TALLAHASSEE | Florida is scrambling to meet the high demand for gas from people fleeing and preparing for the weekend’s arrival of the powerful and deadly Hurricane Irma.
Road regulations and restrictions have been lifted for fuel truckers, who receive escorts from law enforcement. In addition, U.S. Environmental Protection Agency Administrator Scott Pruitt on Thursday approved emergency fuel waivers requested by Governor Rick Scott, who is trying to get more gas to the city faster. Florida.
“Demand obviously increases during this time, so what we’re trying to do is make sure that on the supply side we have more options than what’s out there,” Pruitt said in an interview with The News Service of Florida.
Pruitt said he spoke with Scott several times by phone Thursday. Scott requested an extension of the waivers, which were approved for Hurricane Harvey and were set to expire Sept. 15.
“These waivers will provide certainty and confidence to refiners and other industry players, which will benefit the citizens of Florida and other affected states (per Irma),” Pruitt said.
Scott also wants people, especially those who plan to ride out the storm at home or nearby shelters, to be more altruistic and only fill up with the amount of gas they might need. over the next few days.
“What’s happening is people are buying so much gas right now, as soon as you fill up at the retailer, they’re buying all the gas before the truck can come back,” Scott said.
Scott also warned Floridians not to delay if they are ordered to evacuate or have decided to leave their homes.
“We can’t save you once the storm hits,” Scott said Thursday afternoon at the Jacksonville Emergency Operations Center. “Once there is an evacuation order, get out.”
As of 5 p.m. Thursday, Irma was about 135 miles east of Great Inagua Island, with maximum sustained winds of 175 mph, moving west-northwest at 16 miles per hour. Scott warned of potentially deadly 5-10ft storm surges in Florida from the Category 5 storm.
“My biggest concern right now is that people aren’t taking the risk of storm surge seriously enough,” Scott said.
Florida received its first storm surge and hurricane watches Thursday morning, from Jupiter Inlet south around the peninsula to Bonita Beach. The hurricane watch — typically issued 48 hours before tropical storm-force winds arrive — also includes Lake Okeechobee and Florida Bay.
A storm surge watch means life-threatening rising waters are likely within 48 hours.
The Florida Keys, where more than 25,000 people hit the road after mandatory evacuations were ordered for tourists and residents, are under both watch.
Mandatory evacuation orders have been issued for barrier islands and lower mainland areas in Miami-Dade and Broward counties.
Jacksonville Mayor Lenny Curry said depending on the storm’s forecast path, evacuation orders could be issued Friday for low-lying areas and mobile homes in northeast Florida.
For those evacuating: “Go north or west,” Curry said.

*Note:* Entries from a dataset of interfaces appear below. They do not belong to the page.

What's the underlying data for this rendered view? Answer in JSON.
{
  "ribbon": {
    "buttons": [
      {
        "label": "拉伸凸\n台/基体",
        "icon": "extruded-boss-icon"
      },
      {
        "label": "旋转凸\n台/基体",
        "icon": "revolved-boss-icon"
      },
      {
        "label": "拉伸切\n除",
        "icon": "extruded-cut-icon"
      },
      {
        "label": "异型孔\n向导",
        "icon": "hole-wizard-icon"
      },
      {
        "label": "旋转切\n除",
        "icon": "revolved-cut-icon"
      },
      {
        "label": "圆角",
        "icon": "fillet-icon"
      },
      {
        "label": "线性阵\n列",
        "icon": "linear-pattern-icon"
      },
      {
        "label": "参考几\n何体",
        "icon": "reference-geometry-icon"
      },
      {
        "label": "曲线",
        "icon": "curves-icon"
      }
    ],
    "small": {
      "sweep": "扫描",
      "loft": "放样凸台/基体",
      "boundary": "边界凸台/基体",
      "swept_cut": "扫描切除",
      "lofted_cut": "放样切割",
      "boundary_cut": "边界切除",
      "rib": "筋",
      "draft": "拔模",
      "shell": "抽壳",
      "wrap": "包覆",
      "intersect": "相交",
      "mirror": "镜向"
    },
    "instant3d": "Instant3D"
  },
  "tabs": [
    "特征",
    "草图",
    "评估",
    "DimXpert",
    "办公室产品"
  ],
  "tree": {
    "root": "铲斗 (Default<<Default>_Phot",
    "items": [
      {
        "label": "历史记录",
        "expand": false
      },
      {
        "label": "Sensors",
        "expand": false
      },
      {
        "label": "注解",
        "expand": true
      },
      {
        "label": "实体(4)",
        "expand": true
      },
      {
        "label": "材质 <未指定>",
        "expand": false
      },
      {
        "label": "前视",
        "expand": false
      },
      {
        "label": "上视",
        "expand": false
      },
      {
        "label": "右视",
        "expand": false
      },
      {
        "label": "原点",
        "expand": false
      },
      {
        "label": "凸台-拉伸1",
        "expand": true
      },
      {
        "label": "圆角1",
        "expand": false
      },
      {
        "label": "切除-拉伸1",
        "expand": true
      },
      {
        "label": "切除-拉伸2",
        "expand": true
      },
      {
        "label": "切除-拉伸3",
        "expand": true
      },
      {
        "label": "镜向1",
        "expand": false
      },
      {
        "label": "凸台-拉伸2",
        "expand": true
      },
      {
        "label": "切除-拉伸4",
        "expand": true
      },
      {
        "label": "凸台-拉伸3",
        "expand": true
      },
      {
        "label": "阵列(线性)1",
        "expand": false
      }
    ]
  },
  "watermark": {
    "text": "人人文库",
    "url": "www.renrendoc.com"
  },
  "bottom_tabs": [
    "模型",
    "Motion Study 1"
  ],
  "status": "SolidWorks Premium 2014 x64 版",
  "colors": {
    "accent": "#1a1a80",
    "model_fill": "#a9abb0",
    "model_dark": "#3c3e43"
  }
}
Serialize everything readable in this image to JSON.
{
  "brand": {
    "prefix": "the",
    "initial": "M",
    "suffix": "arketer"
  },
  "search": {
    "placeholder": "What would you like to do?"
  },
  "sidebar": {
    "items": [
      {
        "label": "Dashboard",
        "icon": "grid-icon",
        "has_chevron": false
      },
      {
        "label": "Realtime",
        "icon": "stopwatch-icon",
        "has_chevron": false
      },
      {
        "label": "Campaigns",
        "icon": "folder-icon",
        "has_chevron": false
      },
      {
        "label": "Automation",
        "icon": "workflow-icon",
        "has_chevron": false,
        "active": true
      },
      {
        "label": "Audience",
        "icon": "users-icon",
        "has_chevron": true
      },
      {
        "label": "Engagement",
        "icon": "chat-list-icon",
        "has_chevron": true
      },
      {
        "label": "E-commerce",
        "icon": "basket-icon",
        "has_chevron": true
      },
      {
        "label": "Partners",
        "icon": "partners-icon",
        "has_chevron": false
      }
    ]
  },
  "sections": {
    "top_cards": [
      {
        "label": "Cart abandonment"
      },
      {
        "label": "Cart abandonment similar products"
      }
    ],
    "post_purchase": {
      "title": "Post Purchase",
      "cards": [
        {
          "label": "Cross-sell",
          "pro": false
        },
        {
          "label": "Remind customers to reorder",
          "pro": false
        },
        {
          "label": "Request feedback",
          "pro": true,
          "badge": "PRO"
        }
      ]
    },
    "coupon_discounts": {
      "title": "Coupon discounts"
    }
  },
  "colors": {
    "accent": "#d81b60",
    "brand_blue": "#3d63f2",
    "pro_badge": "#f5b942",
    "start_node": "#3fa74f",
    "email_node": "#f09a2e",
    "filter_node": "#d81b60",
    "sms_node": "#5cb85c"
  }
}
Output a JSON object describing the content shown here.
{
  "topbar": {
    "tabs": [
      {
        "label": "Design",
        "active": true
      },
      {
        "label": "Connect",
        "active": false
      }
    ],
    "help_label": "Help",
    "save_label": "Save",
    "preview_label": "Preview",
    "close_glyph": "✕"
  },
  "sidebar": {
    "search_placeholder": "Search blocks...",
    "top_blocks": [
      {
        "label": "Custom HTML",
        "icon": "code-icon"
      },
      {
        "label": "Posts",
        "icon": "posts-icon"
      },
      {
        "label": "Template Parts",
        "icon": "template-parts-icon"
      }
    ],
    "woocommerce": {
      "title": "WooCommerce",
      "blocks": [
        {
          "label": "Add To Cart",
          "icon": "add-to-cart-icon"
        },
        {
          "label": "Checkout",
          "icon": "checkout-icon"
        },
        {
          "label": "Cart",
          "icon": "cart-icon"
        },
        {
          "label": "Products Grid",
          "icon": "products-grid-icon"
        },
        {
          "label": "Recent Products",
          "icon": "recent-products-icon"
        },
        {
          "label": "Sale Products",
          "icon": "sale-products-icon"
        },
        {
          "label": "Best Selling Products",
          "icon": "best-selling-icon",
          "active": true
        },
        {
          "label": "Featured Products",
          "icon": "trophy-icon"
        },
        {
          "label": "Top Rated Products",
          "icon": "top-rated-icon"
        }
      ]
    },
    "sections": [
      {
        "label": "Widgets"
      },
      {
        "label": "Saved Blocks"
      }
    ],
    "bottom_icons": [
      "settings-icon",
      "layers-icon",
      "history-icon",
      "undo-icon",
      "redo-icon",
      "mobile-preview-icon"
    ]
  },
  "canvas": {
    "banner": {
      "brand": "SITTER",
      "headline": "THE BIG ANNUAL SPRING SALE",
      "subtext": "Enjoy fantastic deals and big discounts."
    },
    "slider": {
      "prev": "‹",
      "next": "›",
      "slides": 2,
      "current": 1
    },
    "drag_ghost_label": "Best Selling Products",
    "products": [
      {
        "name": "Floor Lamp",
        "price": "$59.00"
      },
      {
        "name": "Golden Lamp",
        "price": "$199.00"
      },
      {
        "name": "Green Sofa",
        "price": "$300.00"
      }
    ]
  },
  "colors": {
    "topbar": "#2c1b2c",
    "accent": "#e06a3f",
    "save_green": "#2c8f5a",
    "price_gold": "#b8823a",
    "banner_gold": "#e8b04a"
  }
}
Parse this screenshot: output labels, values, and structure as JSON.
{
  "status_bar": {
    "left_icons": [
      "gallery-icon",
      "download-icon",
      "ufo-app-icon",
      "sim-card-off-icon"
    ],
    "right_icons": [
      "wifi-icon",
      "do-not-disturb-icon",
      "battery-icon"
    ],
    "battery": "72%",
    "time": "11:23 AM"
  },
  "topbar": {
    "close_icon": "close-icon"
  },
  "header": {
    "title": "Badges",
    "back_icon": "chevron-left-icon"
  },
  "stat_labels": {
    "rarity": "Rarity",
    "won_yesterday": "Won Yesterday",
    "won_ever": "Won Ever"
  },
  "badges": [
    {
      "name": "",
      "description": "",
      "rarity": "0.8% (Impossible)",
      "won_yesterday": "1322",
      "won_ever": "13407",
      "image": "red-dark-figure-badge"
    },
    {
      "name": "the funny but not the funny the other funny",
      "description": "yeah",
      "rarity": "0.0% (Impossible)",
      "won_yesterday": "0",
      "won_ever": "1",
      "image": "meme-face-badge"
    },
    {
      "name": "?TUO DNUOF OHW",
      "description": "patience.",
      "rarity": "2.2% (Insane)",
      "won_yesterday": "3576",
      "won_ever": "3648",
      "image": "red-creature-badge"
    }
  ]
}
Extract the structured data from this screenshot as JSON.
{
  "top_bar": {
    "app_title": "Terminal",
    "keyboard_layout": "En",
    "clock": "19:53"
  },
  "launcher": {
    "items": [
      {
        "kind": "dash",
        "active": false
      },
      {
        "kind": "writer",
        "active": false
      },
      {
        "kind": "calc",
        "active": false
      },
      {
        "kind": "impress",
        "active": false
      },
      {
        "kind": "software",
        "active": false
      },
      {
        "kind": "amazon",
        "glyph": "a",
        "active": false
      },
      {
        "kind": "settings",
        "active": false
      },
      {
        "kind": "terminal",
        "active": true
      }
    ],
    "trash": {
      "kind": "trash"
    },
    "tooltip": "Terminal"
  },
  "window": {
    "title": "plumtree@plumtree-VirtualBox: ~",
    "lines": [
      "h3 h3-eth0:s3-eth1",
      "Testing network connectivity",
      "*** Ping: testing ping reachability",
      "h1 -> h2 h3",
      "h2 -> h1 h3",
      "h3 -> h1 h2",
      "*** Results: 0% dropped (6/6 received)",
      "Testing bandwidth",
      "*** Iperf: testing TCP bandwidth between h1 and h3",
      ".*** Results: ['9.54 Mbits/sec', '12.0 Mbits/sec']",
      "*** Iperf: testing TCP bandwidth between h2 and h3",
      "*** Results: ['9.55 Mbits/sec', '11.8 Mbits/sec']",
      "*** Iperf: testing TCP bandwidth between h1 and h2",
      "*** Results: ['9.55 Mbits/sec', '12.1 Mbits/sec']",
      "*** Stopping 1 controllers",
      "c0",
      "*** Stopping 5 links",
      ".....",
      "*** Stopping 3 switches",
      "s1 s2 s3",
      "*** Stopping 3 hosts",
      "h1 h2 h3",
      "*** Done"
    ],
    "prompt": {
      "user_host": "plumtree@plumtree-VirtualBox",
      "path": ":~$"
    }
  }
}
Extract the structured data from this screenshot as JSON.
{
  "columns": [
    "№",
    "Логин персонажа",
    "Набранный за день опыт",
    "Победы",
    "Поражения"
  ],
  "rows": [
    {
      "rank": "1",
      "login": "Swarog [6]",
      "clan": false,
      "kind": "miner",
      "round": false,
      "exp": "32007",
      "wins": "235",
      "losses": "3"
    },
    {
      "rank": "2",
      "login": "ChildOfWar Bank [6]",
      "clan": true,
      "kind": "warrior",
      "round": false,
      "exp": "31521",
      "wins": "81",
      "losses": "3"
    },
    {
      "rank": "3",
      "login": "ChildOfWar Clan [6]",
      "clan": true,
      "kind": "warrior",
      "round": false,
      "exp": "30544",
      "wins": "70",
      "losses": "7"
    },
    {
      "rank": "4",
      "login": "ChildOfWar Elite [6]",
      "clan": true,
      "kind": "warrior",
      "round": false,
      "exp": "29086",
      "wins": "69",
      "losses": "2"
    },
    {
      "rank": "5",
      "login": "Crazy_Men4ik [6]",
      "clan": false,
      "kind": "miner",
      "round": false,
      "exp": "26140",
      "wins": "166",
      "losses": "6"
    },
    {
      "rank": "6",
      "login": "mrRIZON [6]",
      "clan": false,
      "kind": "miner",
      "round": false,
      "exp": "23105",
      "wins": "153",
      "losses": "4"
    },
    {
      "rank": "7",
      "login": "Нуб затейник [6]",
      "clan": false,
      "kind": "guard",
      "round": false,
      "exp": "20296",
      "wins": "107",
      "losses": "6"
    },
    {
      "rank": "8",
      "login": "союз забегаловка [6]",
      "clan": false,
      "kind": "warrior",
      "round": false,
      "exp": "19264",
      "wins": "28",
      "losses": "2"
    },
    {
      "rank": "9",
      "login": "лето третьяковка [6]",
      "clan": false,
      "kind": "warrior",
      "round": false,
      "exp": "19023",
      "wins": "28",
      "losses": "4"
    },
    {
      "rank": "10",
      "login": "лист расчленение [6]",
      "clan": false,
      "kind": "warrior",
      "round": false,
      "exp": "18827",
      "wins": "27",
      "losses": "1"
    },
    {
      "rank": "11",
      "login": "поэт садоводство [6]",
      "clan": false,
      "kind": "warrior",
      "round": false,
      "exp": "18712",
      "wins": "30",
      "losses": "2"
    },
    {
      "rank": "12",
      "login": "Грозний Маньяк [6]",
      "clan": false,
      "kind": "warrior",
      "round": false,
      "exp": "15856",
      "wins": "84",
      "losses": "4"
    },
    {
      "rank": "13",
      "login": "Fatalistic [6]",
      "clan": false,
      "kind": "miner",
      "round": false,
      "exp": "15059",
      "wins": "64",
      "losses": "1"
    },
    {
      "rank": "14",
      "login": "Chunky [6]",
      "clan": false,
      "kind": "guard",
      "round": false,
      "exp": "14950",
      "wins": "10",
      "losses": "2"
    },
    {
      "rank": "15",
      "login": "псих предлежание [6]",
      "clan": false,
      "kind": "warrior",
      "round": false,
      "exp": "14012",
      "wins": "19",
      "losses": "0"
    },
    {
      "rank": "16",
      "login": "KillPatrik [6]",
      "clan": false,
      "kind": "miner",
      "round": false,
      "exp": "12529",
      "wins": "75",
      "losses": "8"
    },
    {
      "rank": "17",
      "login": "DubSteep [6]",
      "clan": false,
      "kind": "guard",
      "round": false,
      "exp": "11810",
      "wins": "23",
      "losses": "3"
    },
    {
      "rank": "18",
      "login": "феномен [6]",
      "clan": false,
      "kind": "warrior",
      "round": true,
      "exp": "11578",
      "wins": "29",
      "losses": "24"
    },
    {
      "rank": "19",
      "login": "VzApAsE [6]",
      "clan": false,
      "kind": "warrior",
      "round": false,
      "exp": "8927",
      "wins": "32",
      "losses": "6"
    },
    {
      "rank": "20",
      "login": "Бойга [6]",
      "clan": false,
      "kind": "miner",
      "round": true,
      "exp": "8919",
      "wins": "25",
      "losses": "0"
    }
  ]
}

“They have to get out of Jacksonville,” he added. “They need to get out of the storm’s path.”
Curry worried that some residents were complacent after Hurricane Matthew last October. This hurricane made its way up the East Coast but never made landfall in Florida. It left more than a million people without power, caused severe flooding along the Saint John River, and was responsible for 12 deaths in the state.
“One of the things we’ve heard here in and around Jacksonville is that this is another Matthew,” Curry said. “This is not another Matthew. And to be clear, Matthew has inflicted serious damage on our city.
Scott has activated 3,000 additional members of the Florida National Guard, bringing the number to 4,000. Another 3,000 are expected to be activated by Friday.
Scott also tweeted a photo of a Florida Highway Patrol car traveling behind a fuel truck on a freeway, noting that the FHP escorts “fuel trucks through FL to ensure supplies are replenished quickly.”
Scott added in a statement that he has been in contact with federal officials, fuel retailers and oil companies to address fuel shortages.
“We have asked oil companies to identify ships that are en route to our ports so that we can arrange military escorts to get them here faster,” Scott said. “To further expedite fuel delivery, I have ordered state police to escort tanker trucks to gas stations along the evacuation routes.”
Truck weight regulations and driver restrictions have been removed for tank trucks.
To help keep gas stations open longer in evacuation zones, Scott added the state’s offer to arrange police escorts for station workers.
The Florida Ports Council reported that several tankers were heading to Port Tampa and JaxPort and were docked in Florida ports.
“Fuel distribution is expedited at all phases of delivery — Governor Scott has arranged for military vessels to escort vessels to docks and for law enforcement to escort fuel trucks to at stations,” the council said Thursday.